What do you feel is important for people and communities to understand about Dysautonomia?


Caroline: That not every illness is visible; just because someone looks “healthy,” doesn’t mean they feel that way. I wish more people understood when I say “This is too much for me,” or, “This isn’t what’s best for my body,” I won’t just “be fine.”

I want more people to recognize that putting your body first is admirable rather than negative; it shouldn’t be met with “You’ll be fine,” or, “Push through it,” but rather, “I’m glad you’re listening to your body.”

Abbey: Yes. It is admirable. Is there anything you’ve discovered about yourself that you wouldn’t have otherwise- without illness? Basically, what is your silver lining?

Caroline: I went into college pre-med, but my pre-med courses weren’t available online once I became homebound.

So I took an English course, and it was the only thing I looked forward to... writing about it....

I wrote about my health for one of my papers, and I did my own writing on the side. I switched my major that summer, and it was definitely for the best!

And because I’ve established a good support system that doesn’t shut me down or invalidate my feelings about my illnesses, I feel more comfortable with myself now than I ever have.

But still, I have those times where I try to be the first one out of class so that none of my classmates see me getting into my car in a handicapped spot, or I put off telling new people of my symptoms because I don’t want to intimidate them.

So it’s give and take for me. Some days I’m confident, and I talk about it openly. Some days, I feel let down by my body.

Abbey: What do you want to say to people who are donating and supporting Glass Body Steel Soul?

Caroline: To those who have or will give: your support and awareness means that those who are experiencing symptoms but are undiagnosed, or misdiagnosed, might find an answer sooner.

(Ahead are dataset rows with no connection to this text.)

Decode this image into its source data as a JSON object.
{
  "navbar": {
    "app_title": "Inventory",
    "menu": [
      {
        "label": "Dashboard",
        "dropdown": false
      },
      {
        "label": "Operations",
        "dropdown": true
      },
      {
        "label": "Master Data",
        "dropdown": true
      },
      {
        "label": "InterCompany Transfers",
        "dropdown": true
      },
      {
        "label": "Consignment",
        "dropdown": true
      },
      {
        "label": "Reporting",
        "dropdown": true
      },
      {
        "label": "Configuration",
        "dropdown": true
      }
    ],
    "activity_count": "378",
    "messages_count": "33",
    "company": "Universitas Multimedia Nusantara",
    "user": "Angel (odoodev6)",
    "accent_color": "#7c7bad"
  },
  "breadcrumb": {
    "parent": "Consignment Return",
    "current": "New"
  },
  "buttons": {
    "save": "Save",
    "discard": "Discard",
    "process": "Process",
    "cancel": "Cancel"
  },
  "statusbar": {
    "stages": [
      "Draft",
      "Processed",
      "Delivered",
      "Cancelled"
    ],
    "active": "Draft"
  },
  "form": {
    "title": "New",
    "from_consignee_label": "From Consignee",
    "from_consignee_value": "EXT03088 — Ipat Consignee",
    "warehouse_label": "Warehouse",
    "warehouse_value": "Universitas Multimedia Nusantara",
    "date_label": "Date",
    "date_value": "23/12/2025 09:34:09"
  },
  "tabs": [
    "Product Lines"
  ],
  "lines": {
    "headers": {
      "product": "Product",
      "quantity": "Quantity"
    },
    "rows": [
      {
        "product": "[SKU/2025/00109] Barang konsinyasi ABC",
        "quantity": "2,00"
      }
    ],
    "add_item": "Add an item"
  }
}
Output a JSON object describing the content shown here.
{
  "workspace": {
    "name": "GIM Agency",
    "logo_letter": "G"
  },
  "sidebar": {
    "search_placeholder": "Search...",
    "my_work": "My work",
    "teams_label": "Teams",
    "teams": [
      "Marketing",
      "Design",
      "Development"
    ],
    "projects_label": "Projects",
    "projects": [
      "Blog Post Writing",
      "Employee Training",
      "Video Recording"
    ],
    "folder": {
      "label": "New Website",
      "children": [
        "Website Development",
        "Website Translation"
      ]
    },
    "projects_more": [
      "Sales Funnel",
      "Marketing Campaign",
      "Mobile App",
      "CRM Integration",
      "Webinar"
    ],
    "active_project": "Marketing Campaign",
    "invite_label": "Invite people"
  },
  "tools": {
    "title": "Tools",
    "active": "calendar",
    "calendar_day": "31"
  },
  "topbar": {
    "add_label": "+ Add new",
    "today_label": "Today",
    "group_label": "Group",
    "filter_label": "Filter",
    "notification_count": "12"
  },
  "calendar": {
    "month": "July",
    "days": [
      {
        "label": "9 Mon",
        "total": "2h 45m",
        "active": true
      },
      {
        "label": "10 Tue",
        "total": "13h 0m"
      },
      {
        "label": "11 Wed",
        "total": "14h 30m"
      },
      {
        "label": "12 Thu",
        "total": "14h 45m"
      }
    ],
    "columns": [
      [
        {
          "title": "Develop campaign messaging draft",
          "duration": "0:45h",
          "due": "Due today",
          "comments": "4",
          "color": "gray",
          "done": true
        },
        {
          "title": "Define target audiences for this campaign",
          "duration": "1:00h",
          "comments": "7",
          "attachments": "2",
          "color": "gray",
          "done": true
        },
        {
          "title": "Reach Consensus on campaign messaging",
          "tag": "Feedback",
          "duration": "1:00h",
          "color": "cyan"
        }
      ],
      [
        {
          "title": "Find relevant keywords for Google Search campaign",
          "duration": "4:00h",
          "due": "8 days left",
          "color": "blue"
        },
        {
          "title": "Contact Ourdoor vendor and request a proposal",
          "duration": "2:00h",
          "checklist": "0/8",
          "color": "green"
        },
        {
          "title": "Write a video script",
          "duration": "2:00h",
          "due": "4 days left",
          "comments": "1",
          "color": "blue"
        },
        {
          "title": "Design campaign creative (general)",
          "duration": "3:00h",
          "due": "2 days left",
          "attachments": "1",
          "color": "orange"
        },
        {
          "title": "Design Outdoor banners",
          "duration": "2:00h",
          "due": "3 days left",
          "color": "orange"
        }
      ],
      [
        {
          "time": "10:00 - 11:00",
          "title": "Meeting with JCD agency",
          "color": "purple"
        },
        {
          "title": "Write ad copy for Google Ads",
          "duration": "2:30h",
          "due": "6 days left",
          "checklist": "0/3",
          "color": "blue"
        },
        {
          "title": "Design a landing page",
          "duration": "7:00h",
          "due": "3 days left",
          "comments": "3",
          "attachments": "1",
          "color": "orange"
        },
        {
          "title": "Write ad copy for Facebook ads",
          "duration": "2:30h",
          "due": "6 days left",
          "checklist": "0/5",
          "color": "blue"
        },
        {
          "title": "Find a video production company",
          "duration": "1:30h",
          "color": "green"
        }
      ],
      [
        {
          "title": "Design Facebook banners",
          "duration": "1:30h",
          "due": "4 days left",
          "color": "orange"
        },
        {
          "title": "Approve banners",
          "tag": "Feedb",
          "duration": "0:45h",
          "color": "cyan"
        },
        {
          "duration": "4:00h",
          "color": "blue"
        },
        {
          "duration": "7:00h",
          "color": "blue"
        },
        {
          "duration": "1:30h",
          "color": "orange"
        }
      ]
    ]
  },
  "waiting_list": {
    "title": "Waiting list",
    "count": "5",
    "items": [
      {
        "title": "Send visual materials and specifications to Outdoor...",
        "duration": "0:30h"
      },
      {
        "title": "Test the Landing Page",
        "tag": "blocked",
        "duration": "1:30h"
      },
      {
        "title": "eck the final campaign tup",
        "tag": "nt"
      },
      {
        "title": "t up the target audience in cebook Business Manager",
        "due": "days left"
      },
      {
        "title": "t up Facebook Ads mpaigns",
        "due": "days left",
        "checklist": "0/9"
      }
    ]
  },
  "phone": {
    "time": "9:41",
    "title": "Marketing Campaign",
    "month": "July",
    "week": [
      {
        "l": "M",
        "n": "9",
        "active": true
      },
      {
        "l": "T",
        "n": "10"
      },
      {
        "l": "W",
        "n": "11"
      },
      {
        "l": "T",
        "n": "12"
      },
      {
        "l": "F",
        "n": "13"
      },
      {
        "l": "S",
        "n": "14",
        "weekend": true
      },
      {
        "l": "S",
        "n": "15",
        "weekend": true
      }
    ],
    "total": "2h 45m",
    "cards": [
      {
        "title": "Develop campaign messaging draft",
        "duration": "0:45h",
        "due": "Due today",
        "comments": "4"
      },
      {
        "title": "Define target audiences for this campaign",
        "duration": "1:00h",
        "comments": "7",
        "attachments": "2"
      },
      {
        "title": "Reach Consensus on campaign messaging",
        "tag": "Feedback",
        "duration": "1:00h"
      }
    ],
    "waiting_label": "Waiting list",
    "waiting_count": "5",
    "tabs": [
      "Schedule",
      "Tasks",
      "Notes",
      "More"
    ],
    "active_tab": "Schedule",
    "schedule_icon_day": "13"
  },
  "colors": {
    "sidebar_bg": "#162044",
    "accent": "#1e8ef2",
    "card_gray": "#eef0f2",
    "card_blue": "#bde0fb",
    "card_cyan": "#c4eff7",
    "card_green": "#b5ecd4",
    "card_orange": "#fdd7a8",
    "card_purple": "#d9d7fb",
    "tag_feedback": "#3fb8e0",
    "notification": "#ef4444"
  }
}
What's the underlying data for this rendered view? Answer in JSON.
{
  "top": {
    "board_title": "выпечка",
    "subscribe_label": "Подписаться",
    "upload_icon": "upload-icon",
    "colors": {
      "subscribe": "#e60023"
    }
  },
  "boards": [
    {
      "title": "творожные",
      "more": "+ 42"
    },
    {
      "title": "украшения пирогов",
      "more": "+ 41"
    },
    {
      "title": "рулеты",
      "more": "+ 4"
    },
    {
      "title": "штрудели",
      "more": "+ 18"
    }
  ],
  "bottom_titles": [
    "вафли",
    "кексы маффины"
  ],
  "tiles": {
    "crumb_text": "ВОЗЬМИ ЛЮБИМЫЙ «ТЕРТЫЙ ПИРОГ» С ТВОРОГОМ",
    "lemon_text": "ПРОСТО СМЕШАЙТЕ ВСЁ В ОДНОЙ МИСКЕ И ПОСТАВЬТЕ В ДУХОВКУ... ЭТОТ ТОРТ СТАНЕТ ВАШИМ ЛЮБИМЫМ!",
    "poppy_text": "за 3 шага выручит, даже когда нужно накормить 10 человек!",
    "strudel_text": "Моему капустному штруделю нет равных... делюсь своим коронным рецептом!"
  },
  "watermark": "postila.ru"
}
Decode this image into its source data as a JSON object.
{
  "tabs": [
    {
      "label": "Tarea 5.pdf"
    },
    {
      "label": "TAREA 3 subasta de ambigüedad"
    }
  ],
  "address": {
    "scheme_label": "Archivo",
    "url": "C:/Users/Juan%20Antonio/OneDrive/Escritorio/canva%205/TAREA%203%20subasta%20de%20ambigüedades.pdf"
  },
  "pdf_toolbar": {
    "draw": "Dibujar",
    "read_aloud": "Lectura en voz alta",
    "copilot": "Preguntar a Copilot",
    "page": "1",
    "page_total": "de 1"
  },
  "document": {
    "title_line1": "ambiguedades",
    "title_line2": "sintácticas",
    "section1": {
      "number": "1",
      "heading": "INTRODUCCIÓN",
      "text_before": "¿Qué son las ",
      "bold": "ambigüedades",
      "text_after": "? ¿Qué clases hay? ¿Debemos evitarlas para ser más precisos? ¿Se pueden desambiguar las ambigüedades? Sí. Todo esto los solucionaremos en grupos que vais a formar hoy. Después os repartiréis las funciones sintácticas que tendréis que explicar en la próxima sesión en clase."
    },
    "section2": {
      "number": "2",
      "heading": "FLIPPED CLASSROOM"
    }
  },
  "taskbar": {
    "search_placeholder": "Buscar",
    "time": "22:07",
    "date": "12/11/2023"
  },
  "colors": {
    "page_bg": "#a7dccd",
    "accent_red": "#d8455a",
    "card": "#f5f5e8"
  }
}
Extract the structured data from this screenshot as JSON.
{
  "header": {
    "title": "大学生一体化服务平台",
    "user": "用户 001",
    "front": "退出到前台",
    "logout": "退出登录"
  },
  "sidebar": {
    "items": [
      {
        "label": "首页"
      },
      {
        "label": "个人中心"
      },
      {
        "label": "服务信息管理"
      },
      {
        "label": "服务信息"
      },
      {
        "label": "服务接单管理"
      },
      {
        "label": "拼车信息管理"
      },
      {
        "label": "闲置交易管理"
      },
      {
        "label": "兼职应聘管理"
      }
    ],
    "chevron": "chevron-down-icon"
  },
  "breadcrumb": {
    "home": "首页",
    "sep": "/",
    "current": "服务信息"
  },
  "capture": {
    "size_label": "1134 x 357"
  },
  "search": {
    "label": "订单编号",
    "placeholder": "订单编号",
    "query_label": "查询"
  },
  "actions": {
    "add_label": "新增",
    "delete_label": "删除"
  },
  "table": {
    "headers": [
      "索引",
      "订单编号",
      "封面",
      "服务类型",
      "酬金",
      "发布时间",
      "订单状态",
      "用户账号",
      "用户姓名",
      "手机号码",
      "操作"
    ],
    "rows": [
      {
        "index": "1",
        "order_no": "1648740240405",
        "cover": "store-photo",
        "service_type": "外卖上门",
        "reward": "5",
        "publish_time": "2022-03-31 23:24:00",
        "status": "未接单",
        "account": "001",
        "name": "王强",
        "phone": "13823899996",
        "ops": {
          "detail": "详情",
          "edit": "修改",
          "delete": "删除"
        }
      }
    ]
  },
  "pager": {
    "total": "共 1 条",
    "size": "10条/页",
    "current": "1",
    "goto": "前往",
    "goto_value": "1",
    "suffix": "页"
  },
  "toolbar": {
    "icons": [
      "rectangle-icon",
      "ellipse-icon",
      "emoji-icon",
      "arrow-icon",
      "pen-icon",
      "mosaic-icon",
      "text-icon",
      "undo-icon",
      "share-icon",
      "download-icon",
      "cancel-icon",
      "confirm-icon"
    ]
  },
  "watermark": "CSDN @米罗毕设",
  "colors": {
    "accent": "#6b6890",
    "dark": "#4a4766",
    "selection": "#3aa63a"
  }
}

It means those who are diagnosed can have the hope to one day live a more functional life, and for each patient, there’s a network—a community of people who can relate and share in experiences, and support each other. I feel as though the mental health aspect of having a chronic illness is just as important as diet, exercise, and meds. Knowing you’re not in it alone really does make a difference.